## Records for the task:

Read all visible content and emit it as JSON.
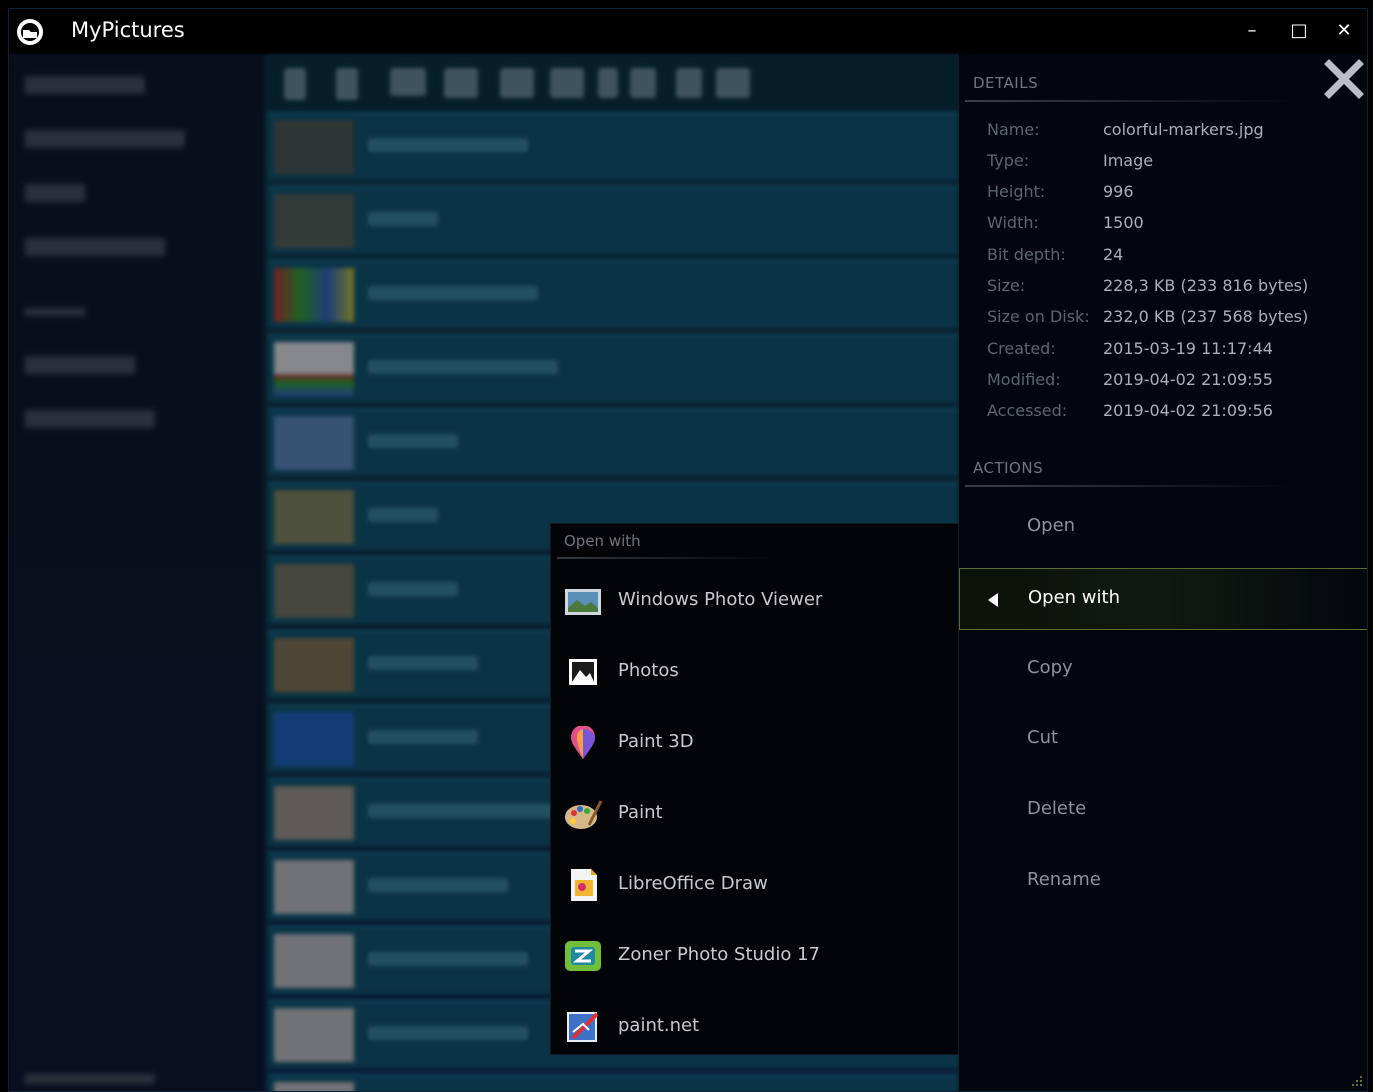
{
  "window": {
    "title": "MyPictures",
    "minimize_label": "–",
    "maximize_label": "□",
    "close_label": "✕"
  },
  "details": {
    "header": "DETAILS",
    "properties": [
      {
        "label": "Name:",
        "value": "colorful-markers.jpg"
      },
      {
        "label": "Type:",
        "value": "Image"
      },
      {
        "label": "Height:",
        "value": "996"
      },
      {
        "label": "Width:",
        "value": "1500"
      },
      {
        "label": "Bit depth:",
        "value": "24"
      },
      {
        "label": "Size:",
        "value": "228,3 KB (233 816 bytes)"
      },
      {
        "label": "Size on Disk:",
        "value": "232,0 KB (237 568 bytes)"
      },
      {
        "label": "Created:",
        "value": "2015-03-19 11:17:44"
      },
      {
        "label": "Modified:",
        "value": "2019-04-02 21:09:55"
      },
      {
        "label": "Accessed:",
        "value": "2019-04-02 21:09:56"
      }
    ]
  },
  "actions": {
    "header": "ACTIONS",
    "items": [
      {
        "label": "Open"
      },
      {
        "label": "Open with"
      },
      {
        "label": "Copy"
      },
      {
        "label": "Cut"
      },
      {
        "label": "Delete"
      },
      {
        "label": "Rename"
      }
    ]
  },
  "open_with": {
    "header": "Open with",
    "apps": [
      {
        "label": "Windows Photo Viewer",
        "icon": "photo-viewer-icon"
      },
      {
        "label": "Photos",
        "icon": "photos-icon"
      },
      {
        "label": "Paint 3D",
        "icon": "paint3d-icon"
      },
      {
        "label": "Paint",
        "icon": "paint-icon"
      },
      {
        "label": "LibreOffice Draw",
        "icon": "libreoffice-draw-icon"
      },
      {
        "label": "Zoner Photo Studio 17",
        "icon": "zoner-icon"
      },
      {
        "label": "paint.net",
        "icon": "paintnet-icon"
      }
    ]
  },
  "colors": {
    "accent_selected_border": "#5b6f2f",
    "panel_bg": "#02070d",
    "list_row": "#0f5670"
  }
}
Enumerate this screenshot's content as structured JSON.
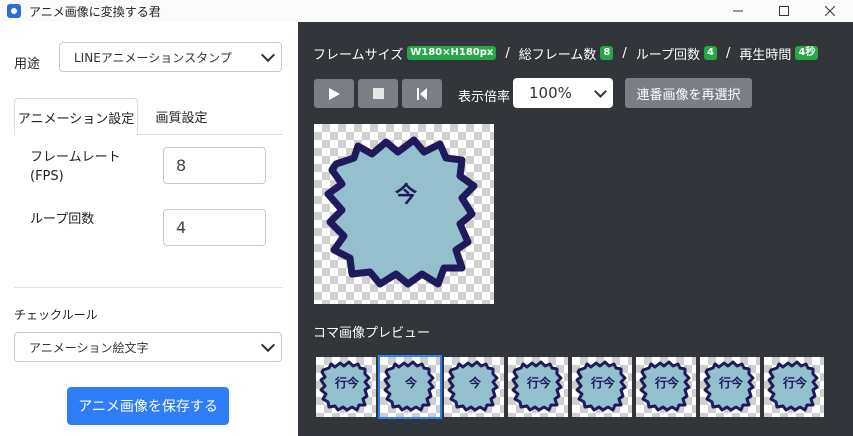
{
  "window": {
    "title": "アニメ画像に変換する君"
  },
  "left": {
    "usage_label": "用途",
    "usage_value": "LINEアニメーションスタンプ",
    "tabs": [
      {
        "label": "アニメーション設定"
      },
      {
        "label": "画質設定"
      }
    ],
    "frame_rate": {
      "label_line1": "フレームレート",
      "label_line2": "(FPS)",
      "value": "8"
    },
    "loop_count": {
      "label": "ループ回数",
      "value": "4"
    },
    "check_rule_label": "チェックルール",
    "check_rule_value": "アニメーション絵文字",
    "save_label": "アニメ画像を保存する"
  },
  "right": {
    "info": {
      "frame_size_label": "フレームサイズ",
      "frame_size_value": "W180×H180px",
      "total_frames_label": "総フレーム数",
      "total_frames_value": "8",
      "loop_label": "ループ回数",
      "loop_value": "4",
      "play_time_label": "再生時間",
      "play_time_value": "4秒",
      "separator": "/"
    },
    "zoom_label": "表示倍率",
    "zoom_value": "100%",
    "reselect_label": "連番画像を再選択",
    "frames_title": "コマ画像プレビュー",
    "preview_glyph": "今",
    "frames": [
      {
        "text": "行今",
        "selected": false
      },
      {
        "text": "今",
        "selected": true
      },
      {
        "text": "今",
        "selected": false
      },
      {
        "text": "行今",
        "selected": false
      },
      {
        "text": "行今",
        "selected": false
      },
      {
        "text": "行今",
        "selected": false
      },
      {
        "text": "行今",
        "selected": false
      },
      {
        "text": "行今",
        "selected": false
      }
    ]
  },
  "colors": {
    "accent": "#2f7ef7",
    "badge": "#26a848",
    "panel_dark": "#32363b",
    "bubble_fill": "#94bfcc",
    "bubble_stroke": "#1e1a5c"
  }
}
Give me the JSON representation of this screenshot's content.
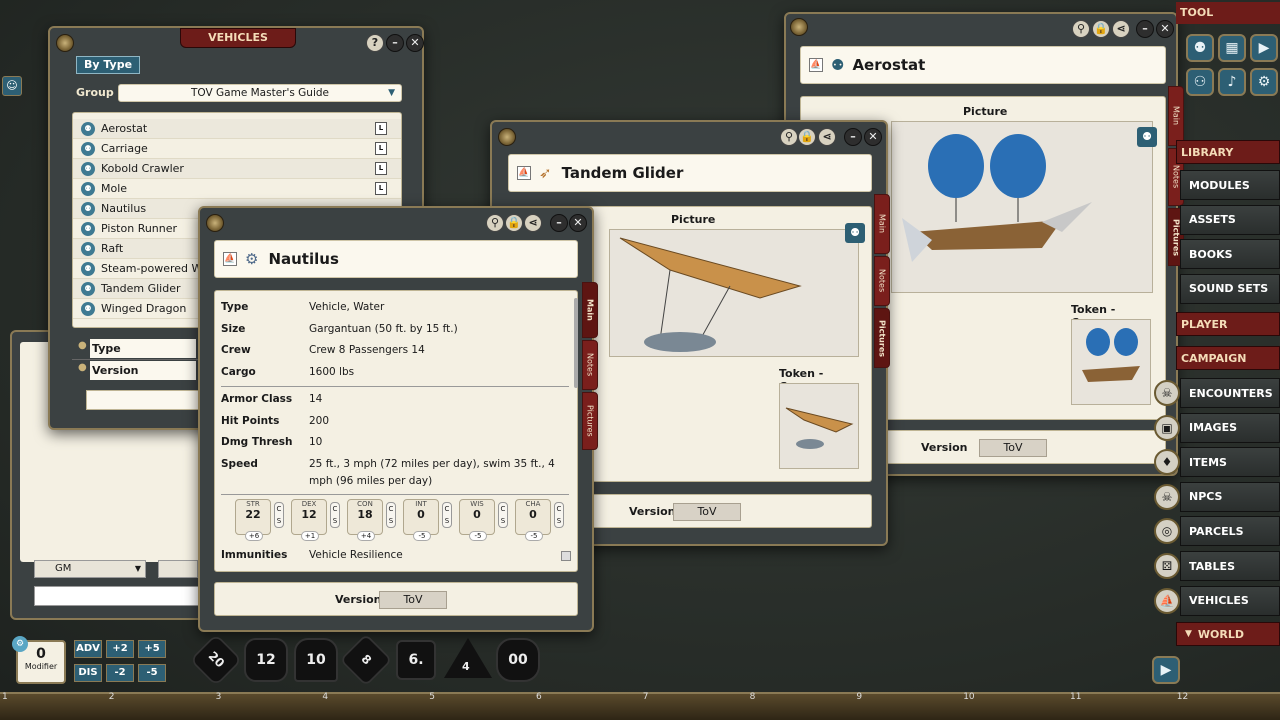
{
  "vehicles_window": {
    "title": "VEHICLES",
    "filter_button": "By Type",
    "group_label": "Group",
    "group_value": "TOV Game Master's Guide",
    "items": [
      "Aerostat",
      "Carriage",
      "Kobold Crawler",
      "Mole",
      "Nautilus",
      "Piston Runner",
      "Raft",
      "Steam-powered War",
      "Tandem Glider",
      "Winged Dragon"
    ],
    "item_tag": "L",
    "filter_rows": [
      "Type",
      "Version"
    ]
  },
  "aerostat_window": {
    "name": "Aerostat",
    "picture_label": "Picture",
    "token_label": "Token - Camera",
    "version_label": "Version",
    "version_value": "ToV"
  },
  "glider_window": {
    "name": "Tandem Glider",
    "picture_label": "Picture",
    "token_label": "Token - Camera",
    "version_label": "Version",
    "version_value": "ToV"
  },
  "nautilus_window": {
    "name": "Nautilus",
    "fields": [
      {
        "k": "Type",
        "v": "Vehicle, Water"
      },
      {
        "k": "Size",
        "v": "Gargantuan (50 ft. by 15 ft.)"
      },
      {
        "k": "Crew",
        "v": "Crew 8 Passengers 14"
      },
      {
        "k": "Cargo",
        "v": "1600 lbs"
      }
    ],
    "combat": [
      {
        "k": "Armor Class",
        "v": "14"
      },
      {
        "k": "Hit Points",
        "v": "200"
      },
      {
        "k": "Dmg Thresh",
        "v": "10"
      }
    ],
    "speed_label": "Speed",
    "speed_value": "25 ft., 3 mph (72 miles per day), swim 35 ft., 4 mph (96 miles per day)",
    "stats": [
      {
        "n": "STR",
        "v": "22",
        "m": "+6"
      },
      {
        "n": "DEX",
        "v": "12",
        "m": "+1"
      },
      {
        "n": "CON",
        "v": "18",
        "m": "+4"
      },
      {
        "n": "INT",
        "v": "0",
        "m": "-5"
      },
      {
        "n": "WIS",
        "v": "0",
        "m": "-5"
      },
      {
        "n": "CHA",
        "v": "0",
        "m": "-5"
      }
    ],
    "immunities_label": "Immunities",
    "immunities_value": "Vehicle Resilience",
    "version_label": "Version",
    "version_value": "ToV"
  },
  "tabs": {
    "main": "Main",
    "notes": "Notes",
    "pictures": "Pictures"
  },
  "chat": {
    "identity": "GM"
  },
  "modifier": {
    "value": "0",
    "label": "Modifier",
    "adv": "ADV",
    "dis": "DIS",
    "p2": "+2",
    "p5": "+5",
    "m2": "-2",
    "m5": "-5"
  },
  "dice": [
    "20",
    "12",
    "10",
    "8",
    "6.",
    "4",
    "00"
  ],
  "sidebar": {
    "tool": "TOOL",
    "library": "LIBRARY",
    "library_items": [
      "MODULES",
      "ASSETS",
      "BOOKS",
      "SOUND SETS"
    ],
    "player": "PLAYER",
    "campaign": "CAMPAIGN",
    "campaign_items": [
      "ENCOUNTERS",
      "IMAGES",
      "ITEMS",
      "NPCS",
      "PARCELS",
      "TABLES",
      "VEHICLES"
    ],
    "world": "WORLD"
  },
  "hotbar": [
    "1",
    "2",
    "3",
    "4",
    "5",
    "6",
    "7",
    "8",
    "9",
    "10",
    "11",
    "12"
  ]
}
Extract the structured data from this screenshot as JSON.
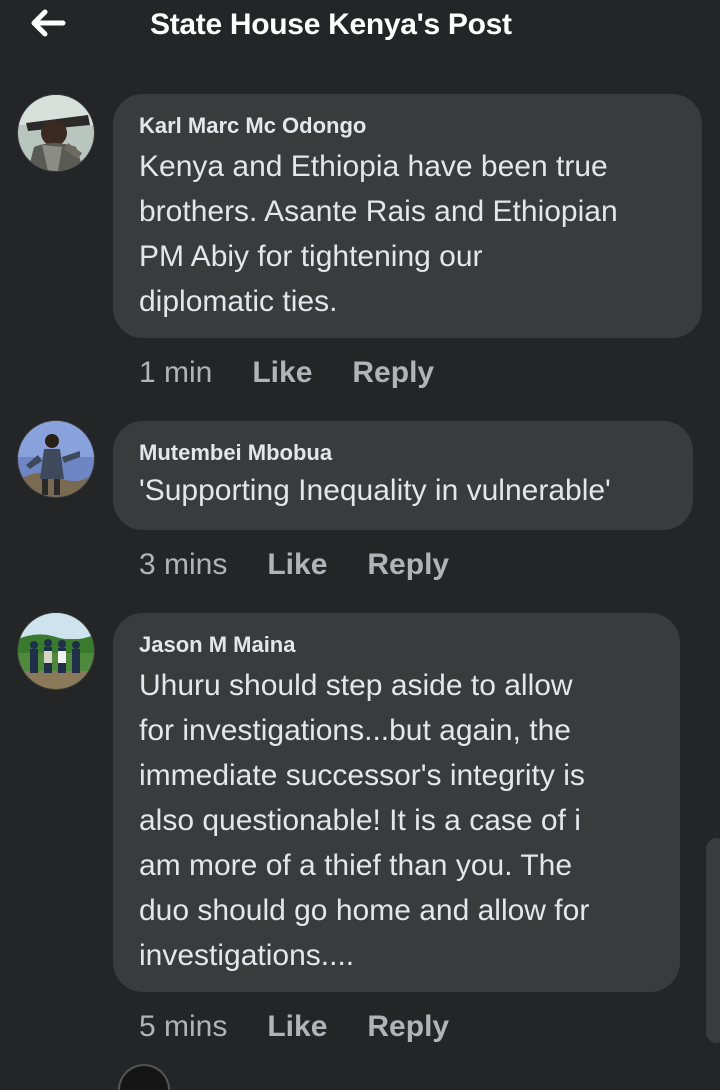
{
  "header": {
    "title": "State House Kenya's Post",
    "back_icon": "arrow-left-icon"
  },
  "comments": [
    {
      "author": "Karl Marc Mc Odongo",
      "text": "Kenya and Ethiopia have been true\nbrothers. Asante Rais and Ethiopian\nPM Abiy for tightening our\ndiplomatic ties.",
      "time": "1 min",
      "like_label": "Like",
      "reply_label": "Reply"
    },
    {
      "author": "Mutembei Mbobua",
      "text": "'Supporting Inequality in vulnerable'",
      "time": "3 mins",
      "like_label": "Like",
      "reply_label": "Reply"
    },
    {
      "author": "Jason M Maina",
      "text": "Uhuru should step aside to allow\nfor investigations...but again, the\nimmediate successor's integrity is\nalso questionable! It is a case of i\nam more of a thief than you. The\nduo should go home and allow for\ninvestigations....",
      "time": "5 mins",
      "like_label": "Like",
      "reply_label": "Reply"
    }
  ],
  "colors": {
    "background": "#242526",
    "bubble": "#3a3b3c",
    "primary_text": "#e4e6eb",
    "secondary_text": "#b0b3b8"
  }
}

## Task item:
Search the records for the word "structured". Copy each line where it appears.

## Result below:
Enumerate this screenshot's content as structured JSON.
Extract the structured data from this screenshot as JSON.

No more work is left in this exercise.